Brandon

March 12, 2015
Brandon

Over the past few decades, email marketing has undergone many changes. As email became an increasingly popular medium in the 1980’s and 90’s, businesses everywhere adapted by sending what seemed like as many emails as possible to their audiences in order to provide them with timely information right in the place where they were already interacting.

However, as the emails rushed in, spam filters and legal email regulations forced marketers to use more creative strategies for their e-mail campaigns. As marketers adapt, they’re starting to focus more on quality over quantity, and are more interested in subscriber engagement and keeping contacts subscribed than they are sending out as many emails as possible.

Despite this shift, marketers need to adapt once again to make their e-mail campaigns stand out from the crowd – without annoying them in the process.

This article from Mashable examines the top four ways you can avoid annoying your subscribers with e-mails, as well as save potentially lost sales and engagements. Here they are:

  1. Change the topic: Identify your subscribers who are overwhelmed with the frequency of your emails through A/B testing.
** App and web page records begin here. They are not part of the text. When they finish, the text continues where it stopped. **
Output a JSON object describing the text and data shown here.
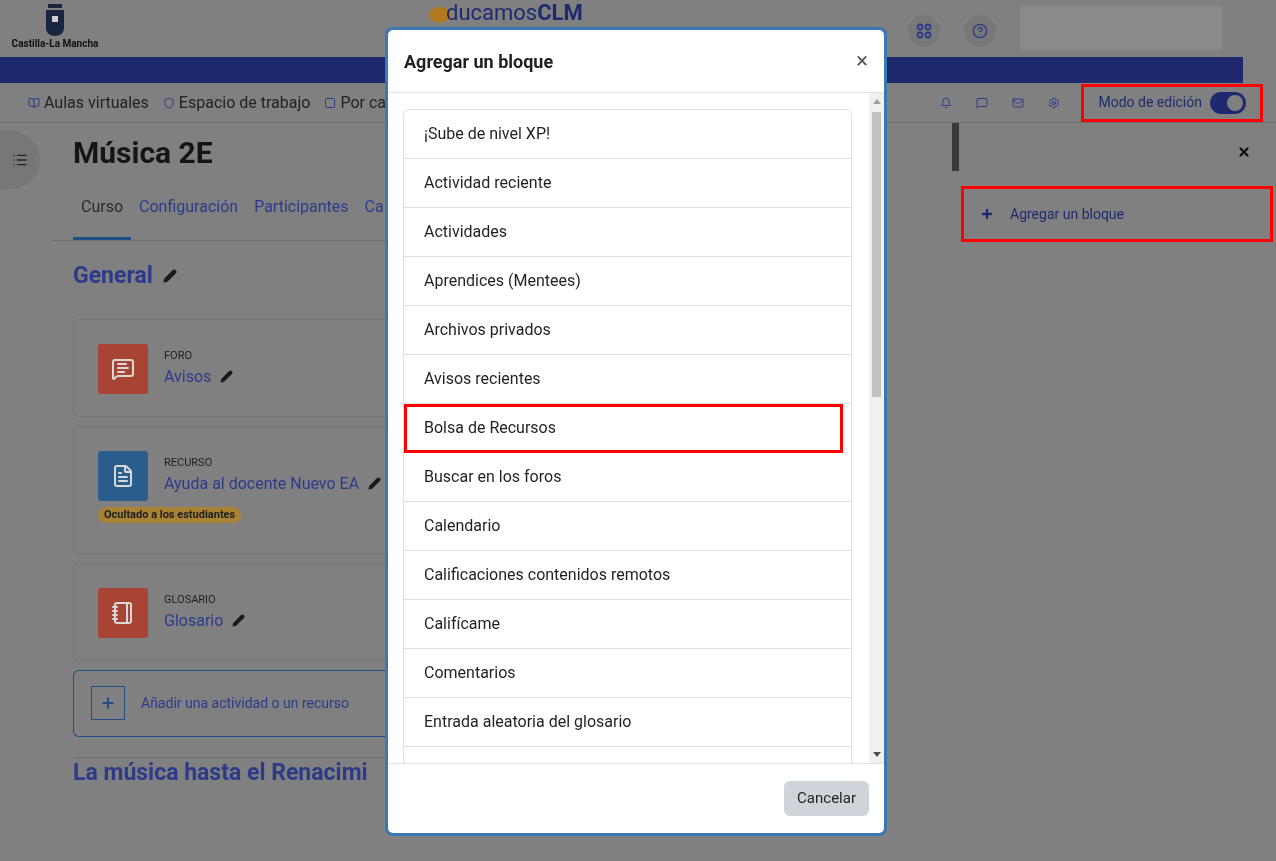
{
  "header": {
    "region_logo": "Castilla-La Mancha",
    "brand": {
      "text": "ducamos",
      "bold": "CLM"
    }
  },
  "nav": [
    {
      "label": "Aulas virtuales",
      "kind": "book"
    },
    {
      "label": "Espacio de trabajo",
      "kind": "shield"
    },
    {
      "label": "Por ca",
      "kind": "box"
    }
  ],
  "edit_mode": {
    "label": "Modo de edición",
    "on": true,
    "highlighted": true
  },
  "course": {
    "title": "Música 2E",
    "tabs": [
      {
        "label": "Curso",
        "selected": true
      },
      {
        "label": "Configuración",
        "selected": false
      },
      {
        "label": "Participantes",
        "selected": false
      },
      {
        "label": "Ca",
        "selected": false
      }
    ],
    "section": "General",
    "activities": [
      {
        "type": "FORO",
        "name": "Avisos",
        "kind": "forum"
      },
      {
        "type": "RECURSO",
        "name": "Ayuda al docente Nuevo EA",
        "kind": "resource",
        "badge": "Ocultado a los estudiantes"
      },
      {
        "type": "GLOSARIO",
        "name": "Glosario",
        "kind": "glossary"
      }
    ],
    "add_activity": "Añadir una actividad o un recurso",
    "next_section": "La música hasta el Renacimi"
  },
  "drawer": {
    "add_block": "Agregar un bloque",
    "highlighted": true
  },
  "modal": {
    "title": "Agregar un bloque",
    "close": "×",
    "items": [
      {
        "label": "¡Sube de nivel XP!",
        "highlighted": false
      },
      {
        "label": "Actividad reciente",
        "highlighted": false
      },
      {
        "label": "Actividades",
        "highlighted": false
      },
      {
        "label": "Aprendices (Mentees)",
        "highlighted": false
      },
      {
        "label": "Archivos privados",
        "highlighted": false
      },
      {
        "label": "Avisos recientes",
        "highlighted": false
      },
      {
        "label": "Bolsa de Recursos",
        "highlighted": true
      },
      {
        "label": "Buscar en los foros",
        "highlighted": false
      },
      {
        "label": "Calendario",
        "highlighted": false
      },
      {
        "label": "Calificaciones contenidos remotos",
        "highlighted": false
      },
      {
        "label": "Califícame",
        "highlighted": false
      },
      {
        "label": "Comentarios",
        "highlighted": false
      },
      {
        "label": "Entrada aleatoria del glosario",
        "highlighted": false
      }
    ],
    "cancel": "Cancelar"
  }
}
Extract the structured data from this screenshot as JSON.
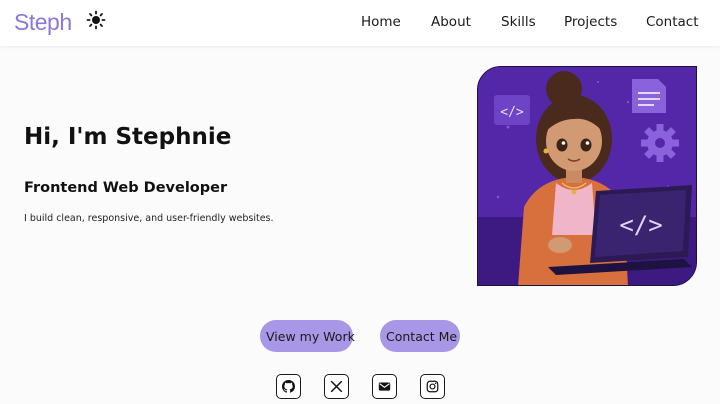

Then, employ some defensive tactics to re-energize them.
  2. Take a break: If you find that you are growing your amount of inactive subscribers, try excluding them from emails that aren’t directly relevant to that audience. Create a control segment and test segment to determine which messages could be skipped.
  3. Frequency Opt-Down: Give subscribers the option to self-select their e-mail frequency. Some people prefer emails daily (depending on the content being provided), while others prefer to receive emails from your brand once a week. Letting your subscribers decide puts the power in their hands – lessening the chance that they’ll opt out completely.
  4. Seasonal Suppression: Even if you have some customers who engage with your brand all year round, you may have some customers who only want to buy from you or interact with you during certain times of the year. Be mindful of these folks, and shortly after a peak shopping or holiday period, offer subscribers who have engaged less frequency to have the option to pause emails until the next peak period.

Read the full article here.